The task: Would you repeat the whole listing exactly?

Exercise data:
^^^^^^^^

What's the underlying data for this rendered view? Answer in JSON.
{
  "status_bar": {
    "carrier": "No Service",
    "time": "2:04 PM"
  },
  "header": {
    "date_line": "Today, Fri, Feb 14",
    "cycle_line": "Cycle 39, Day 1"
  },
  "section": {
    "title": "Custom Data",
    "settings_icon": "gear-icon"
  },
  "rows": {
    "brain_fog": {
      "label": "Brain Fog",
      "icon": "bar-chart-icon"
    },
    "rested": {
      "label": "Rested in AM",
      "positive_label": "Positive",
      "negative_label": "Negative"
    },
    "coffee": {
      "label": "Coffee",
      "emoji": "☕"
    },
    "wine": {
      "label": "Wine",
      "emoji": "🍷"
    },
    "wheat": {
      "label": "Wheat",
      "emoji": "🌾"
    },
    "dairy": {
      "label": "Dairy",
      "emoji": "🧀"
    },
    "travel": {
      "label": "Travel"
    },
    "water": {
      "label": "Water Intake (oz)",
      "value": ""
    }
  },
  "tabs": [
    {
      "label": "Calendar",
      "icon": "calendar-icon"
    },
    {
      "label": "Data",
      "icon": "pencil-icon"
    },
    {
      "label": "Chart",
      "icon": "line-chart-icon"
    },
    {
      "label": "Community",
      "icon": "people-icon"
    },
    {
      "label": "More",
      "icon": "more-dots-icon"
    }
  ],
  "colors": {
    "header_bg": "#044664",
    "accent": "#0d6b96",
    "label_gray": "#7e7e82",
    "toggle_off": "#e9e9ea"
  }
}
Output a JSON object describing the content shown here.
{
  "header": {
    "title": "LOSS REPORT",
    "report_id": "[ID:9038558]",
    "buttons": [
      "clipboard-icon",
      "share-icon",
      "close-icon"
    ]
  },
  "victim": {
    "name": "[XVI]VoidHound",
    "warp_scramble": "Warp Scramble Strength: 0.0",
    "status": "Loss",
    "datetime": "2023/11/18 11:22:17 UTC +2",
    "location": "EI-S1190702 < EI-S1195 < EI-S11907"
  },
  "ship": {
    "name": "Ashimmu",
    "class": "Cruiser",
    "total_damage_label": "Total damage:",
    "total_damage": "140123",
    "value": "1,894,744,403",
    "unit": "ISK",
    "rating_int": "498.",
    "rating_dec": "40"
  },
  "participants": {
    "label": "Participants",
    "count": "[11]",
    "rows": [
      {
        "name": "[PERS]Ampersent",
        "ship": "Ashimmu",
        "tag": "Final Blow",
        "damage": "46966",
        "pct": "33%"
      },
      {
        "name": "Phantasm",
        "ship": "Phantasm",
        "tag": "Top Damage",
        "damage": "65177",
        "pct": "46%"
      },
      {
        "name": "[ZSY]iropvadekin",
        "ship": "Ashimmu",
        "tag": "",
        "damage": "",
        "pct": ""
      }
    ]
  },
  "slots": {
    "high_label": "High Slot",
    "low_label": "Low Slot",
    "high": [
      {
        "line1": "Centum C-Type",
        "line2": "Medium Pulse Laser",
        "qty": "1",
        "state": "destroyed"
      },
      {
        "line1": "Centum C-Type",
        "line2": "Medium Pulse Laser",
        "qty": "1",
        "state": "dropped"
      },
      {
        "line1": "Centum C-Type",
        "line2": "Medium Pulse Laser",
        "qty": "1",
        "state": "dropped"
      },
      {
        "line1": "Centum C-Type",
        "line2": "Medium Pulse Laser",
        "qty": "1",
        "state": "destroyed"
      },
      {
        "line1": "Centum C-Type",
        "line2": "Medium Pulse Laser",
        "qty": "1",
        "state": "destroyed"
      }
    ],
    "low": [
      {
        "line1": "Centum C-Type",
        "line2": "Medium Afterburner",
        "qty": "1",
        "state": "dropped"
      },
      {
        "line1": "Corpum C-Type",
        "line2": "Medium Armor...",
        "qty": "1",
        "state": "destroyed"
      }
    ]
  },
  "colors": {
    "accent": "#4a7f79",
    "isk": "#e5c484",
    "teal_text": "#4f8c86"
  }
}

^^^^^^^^

Reply to the exercise:
What's the underlying data for this rendered view? Answer in JSON.
{
  "status_bar": {
    "carrier": "No Service",
    "time": "2:04 PM"
  },
  "header": {
    "date_line": "Today, Fri, Feb 14",
    "cycle_line": "Cycle 39, Day 1"
  },
  "section": {
    "title": "Custom Data",
    "settings_icon": "gear-icon"
  },
  "rows": {
    "brain_fog": {
      "label": "Brain Fog",
      "icon": "bar-chart-icon"
    },
    "rested": {
      "label": "Rested in AM",
      "positive_label": "Positive",
      "negative_label": "Negative"
    },
    "coffee": {
      "label": "Coffee",
      "emoji": "☕"
    },
    "wine": {
      "label": "Wine",
      "emoji": "🍷"
    },
    "wheat": {
      "label": "Wheat",
      "emoji": "🌾"
    },
    "dairy": {
      "label": "Dairy",
      "emoji": "🧀"
    },
    "travel": {
      "label": "Travel"
    },
    "water": {
      "label": "Water Intake (oz)",
      "value": ""
    }
  },
  "tabs": [
    {
      "label": "Calendar",
      "icon": "calendar-icon"
    },
    {
      "label": "Data",
      "icon": "pencil-icon"
    },
    {
      "label": "Chart",
      "icon": "line-chart-icon"
    },
    {
      "label": "Community",
      "icon": "people-icon"
    },
    {
      "label": "More",
      "icon": "more-dots-icon"
    }
  ],
  "colors": {
    "header_bg": "#044664",
    "accent": "#0d6b96",
    "label_gray": "#7e7e82",
    "toggle_off": "#e9e9ea"
  }
}
Output a JSON object describing the content shown here.
{
  "header": {
    "title": "LOSS REPORT",
    "report_id": "[ID:9038558]",
    "buttons": [
      "clipboard-icon",
      "share-icon",
      "close-icon"
    ]
  },
  "victim": {
    "name": "[XVI]VoidHound",
    "warp_scramble": "Warp Scramble Strength: 0.0",
    "status": "Loss",
    "datetime": "2023/11/18 11:22:17 UTC +2",
    "location": "EI-S1190702 < EI-S1195 < EI-S11907"
  },
  "ship": {
    "name": "Ashimmu",
    "class": "Cruiser",
    "total_damage_label": "Total damage:",
    "total_damage": "140123",
    "value": "1,894,744,403",
    "unit": "ISK",
    "rating_int": "498.",
    "rating_dec": "40"
  },
  "participants": {
    "label": "Participants",
    "count": "[11]",
    "rows": [
      {
        "name": "[PERS]Ampersent",
        "ship": "Ashimmu",
        "tag": "Final Blow",
        "damage": "46966",
        "pct": "33%"
      },
      {
        "name": "Phantasm",
        "ship": "Phantasm",
        "tag": "Top Damage",
        "damage": "65177",
        "pct": "46%"
      },
      {
        "name": "[ZSY]iropvadekin",
        "ship": "Ashimmu",
        "tag": "",
        "damage": "",
        "pct": ""
      }
    ]
  },
  "slots": {
    "high_label": "High Slot",
    "low_label": "Low Slot",
    "high": [
      {
        "line1": "Centum C-Type",
        "line2": "Medium Pulse Laser",
        "qty": "1",
        "state": "destroyed"
      },
      {
        "line1": "Centum C-Type",
        "line2": "Medium Pulse Laser",
        "qty": "1",
        "state": "dropped"
      },
      {
        "line1": "Centum C-Type",
        "line2": "Medium Pulse Laser",
        "qty": "1",
        "state": "dropped"
      },
      {
        "line1": "Centum C-Type",
        "line2": "Medium Pulse Laser",
        "qty": "1",
        "state": "destroyed"
      },
      {
        "line1": "Centum C-Type",
        "line2": "Medium Pulse Laser",
        "qty": "1",
        "state": "destroyed"
      }
    ],
    "low": [
      {
        "line1": "Centum C-Type",
        "line2": "Medium Afterburner",
        "qty": "1",
        "state": "dropped"
      },
      {
        "line1": "Corpum C-Type",
        "line2": "Medium Armor...",
        "qty": "1",
        "state": "destroyed"
      }
    ]
  },
  "colors": {
    "accent": "#4a7f79",
    "isk": "#e5c484",
    "teal_text": "#4f8c86"
  }
}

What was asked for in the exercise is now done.